600 grams skin-on pork belly, cut into half inch slices
3 cloves garlic, crushed
One Bunch of spring onions, cut into 3 inch segments (or 1 whole onion)
5 slices fresh ginger
2 red chili peppers (more if desired), sliced
1 Chinese spice bag
50 mililiters rice wine
3/4 cups soy sauce
3 to 4 cups water (enough to submerge the meat)
1/3 cups brown sugar
Hard boiled eggs, peeled (optional) (To utilize your sauce to its fullest, you can add in some eggs to make another dish: Taiwanese Stewed Eggs!)
Gua Bao Ingredients:
Steamed sliced buns (recipe above)
Braised Pork belly (recipe above)
Sweet peanut powder (or pulse peanuts and a little bit of powdered sugar into a powder with your food processor)
Pickled mustard greens (酸菜)
Fresh coriander (replace with chopped spring onions if you don't like coriander)
For Bread Machine: place all ingredients in the listed order into your bread machine. Set the mode to "Knead and Rise" (this took around 1 hour and 20 minutes on my bread machine).
If kneading by hand, you can also place all ingredients in the listed order into a big bowl and knead for 15 - 20 minutes until the dough forms a smooth ball.

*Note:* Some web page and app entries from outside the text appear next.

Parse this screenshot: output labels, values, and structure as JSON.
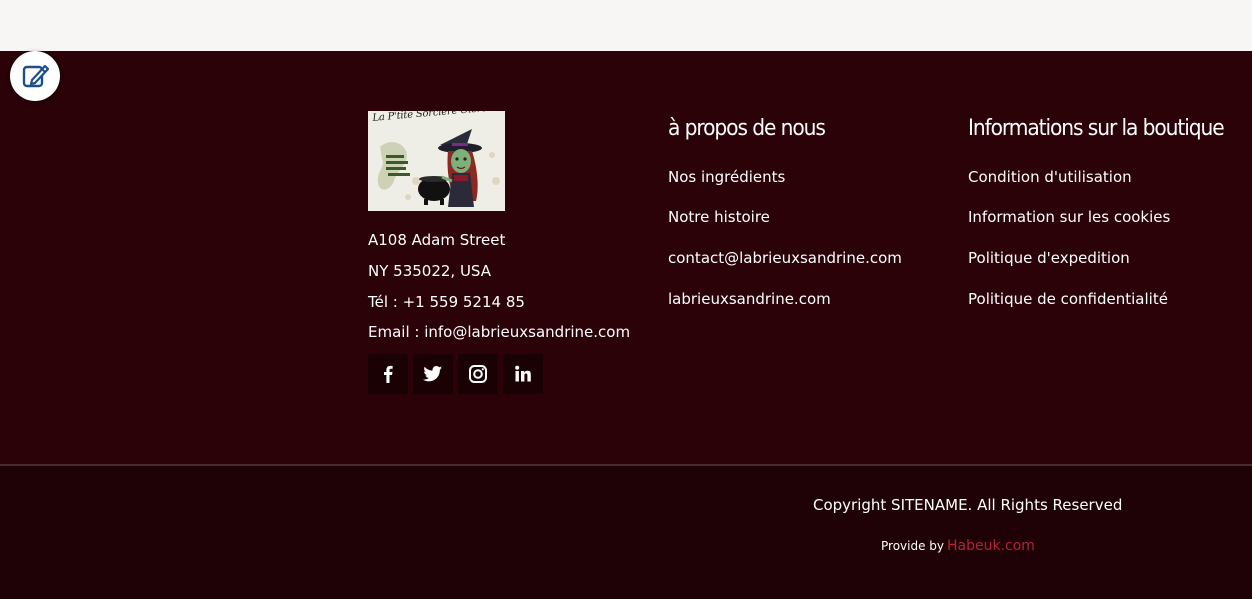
{
  "colors": {
    "footer_bg": "#2a0207",
    "bottom_bg": "#1f0205",
    "topbar_bg": "#f7f6f5",
    "link_accent": "#b6203e",
    "text": "#ffffff"
  },
  "edit_button": {
    "icon": "edit-icon"
  },
  "brand": {
    "logo_text": "La P'tite Sorcière Oléronaise",
    "address_line1": "A108 Adam Street",
    "address_line2": "NY 535022, USA",
    "phone": "Tél : +1 559 5214 85",
    "email": "Email : info@labrieuxsandrine.com"
  },
  "social": [
    {
      "name": "facebook-icon"
    },
    {
      "name": "twitter-icon"
    },
    {
      "name": "instagram-icon"
    },
    {
      "name": "linkedin-icon"
    }
  ],
  "about": {
    "title": "à propos de nous",
    "links": [
      "Nos ingrédients",
      "Notre histoire",
      "contact@labrieuxsandrine.com",
      "labrieuxsandrine.com"
    ]
  },
  "shop_info": {
    "title": "Informations sur la boutique",
    "links": [
      "Condition d'utilisation",
      "Information sur les cookies",
      "Politique d'expedition",
      "Politique de confidentialité"
    ]
  },
  "bottom": {
    "copyright": "Copyright SITENAME. All Rights Reserved",
    "provide_label": "Provide by",
    "provider": "Habeuk.com"
  }
}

Put the dough in a bowl, cover and let rise in a warm place for 1 hour, or until doubled in size.
Remove the dough and separate it into 50 gram pieces (around 14).
Form the dough into a ball and with a rolling pin, roll it out into a long oval shape.
Lightly brush one surface with vegetable oil and fold the dough in half. Place the dough on cut-out baking paper or a cheesecloth to prevent sticking. Let it rise for another 30 minutes, covered, in a warm place .
When the dough has risen after 30 minutes, place them inside the metal or bamboo cooking steamers that you are using. Make sure they do not touch, about 1 inch away from each other.
Turn on the stove to high heat until the water starts boiling.
Once the water has boiled, turn down to medium heat and steam for 10 minutes.
Avoid opening the lid too soon-- the buns will collapse when met with cold air.
Make sure the water on the steamer lid does not drop onto the buns, as they will create rough surfaces.
If the buns harden up after leaving them out for too long, justquickly steam them again and they'll be soft and fluffy in no time.
To help the pork maintain its shape during braising, pan sear the sliced pork in a saucepan on medium heat, for about 1 minute on each side. [I pan seared the pork without adding any oil, but you can add about 1 tablespoon of olive oil if you'd like].
In a medium pot, make the braising sauce by adding garlic, onions/spring onions, ginger, chili peppers, Chinese spice bag, rice wine, soy sauce, water, and brown sugar. Add in the pork belly and eggs (optional) and bring to a boil over high heat.
Once it starts boiling, turn down to low heat and let it simmer and braise for 1.5 - 2 hours. Feel free to adjust the sauce to your liking but remember that the sauce will thicken as it cooks so don't go too crazy with the seasoning!
Assemble Gua Baos:
Once the buns are steamed and the pork braised, assemble the bun by adding the pickled mustard greens, braised pork, peanut powder and garnish with coriander